Not to criticize my wife publicly, but she did forget to salt the water while cooking the brown rice. One spoonful and I knew there was no hope. You can douse it with heaping helpings of soy sauce or sprinkle salt atop the grains and sprinkle it yet again, but none of it will make it right. There’s something about the way the right amount of salt in the water from the beginning permeates each grain and brings out its whole flavor from within. Just a little at the right time saves on overdose after the fact.
You can guess where this is going. “Get it right the first time” is my fantasy motto for a healthy culture that raises admirable human beings. Babies with natural births bonded with the mother, held often, spoken and sung to, danced with, kids who are wanted, sheltered, fed, clothed, protected, loved, challenged, understood for the delightful beings they are at each developmental stage and patiently nudged toward the next level of maturity.
Of course, the world rarely follows such utopian agendas and most of the stuff of the human drama, the thing that makes for good books and movies, are the lucky ones who didn’t get what they needed and rose to overcome it, the people who made every mistake and finally didn’t, the ones who were lost and now were found.
Yet still our duty as parents, teachers, elders, culture-bearers is to try to get right with our children what others didn’t get right with us. In my own field, my formal music lessons were far less damaging than an alcoholic abusive parent (thankfully, didn’t have one) and gave me a few gifts (musical literacy and Bach). But still, my life’s work is to give children a music education that “gets it right the first time” and allows them to feel their musicality as natural as their speech, gives them tools to play with others as a casual, intimate and occasionally profound conversation that is a universe more musical than simply decoding symbols and pushing down the right keys to please someone else. My job is to salt the water of each music class so the full flavor is brought out.

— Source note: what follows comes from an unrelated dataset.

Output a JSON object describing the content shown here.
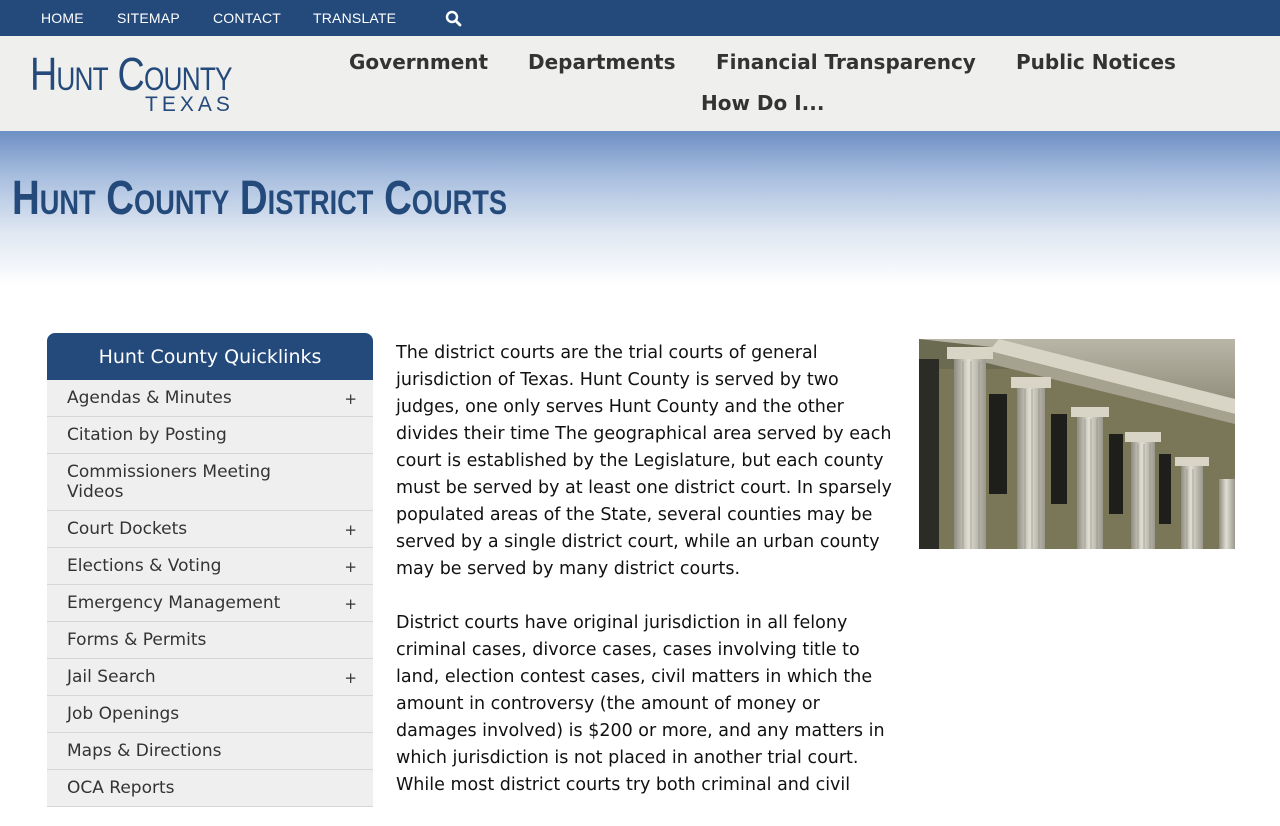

And then to pass on overarching visions and small details of a more complete musical—and humanistic—education to the next generation of teachers. This past week, I taught seven joyful classes a day to kids, two afternoon workshops to 20 young teachers-in-training and a full day (today) workshop to 35 teachers of all levels of experience. By any standard of work, I should have been exhausted. I wasn’t.
Well, maybe a little tired after six days straight with barely a pause. I think I can sleep in a bit tomorrow without guilt. And then enjoy an oatmeal breakfast. Properly salted, of course.